<language> Language

<language> is a generally-required child element of <languagedeclaration>, <langmaterial>, or <languageset>, used to specify the language in which the finding aid is written or the language of the materials. Within <langmaterial>, <languageset> may be used instead of <language> if one wishes to include information about scripts.

Attributes

  • @altrender – not required. Use if the content of the element should be displayed or printed differently than the rendering established in a style sheet for other occurrences of the element.
  • @audience – not required. Use to set whether the element’s contents will be visible to external users or to internal ones. Possible values are: “internal” and “external.”
  • @encodinganalog – not required. May contain information to map this tag to a particular element in another schema.
  • @id – not required. Creates an ID for element. Can be used for linking.
  • @label – not required. This can be used when a meaningful display label for an element can’t be derived by the stylesheet from its name. It is available in all <did> subelements.
  • @lang – not required. Three-letter code that indicates the language in which the element’s contents were written. It should come from ISO 639-2b.
  • @langcodestrongly suggested. Three-letter code which indicates the language of the finding aid and the language of the materials when used within <language>. The codes should be taken from ISO 639-2b. Do not confuse with @lang, which indicates the language in which this particular element’s contents are written.
  • @script – not required. Four-letter code that indicates the script in which the element’s contents were written. It should come from ISO 15924.

Child Elements

<language> may contain text to indicate a plain-language description of the language in which the finding aid is writen or the language of the materials it describes. However, the necessary information in this element is encoded within the @langcode attribute.

Adjacent Elements

When used in tandem with <script>, <language> comes first.

Example

<languagedeclaration>
	<language langcode="eng">English</language>
	<script scriptcode="latn">Latin</script>
</languagedeclaration>
<langmaterial>
	<languageset>
		<language langcode="lat">Latin</language>
		<script scriptcode="zzzz">arcanumscript</script>
	</languageset>
</langmaterial>
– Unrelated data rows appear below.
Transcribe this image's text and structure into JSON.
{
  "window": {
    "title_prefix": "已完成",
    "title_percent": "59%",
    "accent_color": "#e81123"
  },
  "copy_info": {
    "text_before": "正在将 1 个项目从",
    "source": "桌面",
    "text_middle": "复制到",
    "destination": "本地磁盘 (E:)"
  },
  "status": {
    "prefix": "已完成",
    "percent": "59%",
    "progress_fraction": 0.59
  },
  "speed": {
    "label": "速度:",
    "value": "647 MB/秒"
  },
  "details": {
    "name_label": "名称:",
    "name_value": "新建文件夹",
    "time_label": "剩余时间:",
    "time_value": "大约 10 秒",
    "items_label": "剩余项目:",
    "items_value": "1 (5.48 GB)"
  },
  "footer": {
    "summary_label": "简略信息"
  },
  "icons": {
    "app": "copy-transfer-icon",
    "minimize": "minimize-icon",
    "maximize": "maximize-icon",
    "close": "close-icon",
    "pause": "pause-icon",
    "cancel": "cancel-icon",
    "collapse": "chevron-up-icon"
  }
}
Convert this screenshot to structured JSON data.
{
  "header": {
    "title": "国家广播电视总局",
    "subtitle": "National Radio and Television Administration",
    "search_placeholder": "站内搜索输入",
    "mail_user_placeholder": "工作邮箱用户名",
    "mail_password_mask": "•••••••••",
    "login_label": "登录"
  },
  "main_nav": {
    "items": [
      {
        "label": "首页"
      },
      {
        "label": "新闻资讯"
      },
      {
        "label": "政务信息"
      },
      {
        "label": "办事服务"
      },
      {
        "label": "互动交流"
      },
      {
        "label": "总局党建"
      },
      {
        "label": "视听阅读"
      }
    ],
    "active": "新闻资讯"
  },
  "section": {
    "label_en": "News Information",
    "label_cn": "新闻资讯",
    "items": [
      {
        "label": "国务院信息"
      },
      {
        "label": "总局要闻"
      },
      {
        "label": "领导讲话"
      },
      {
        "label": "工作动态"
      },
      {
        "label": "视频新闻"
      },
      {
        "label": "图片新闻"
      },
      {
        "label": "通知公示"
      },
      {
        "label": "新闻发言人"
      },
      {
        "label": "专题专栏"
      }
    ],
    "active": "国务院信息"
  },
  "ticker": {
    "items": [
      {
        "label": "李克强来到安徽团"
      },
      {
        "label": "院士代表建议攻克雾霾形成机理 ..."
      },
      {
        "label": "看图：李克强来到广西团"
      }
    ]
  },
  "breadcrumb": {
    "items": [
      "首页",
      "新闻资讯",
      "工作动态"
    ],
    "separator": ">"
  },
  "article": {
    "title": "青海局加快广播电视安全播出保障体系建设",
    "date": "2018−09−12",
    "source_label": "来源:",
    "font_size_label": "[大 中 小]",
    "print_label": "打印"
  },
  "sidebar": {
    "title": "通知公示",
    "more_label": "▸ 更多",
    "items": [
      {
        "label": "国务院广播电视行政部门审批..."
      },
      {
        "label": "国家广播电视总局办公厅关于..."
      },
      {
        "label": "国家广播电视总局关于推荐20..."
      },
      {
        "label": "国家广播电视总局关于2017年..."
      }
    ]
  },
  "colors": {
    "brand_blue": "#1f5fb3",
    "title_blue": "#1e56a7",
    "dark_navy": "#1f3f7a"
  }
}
EAD3 Tag Library Entry

View the official tag library entry for <language>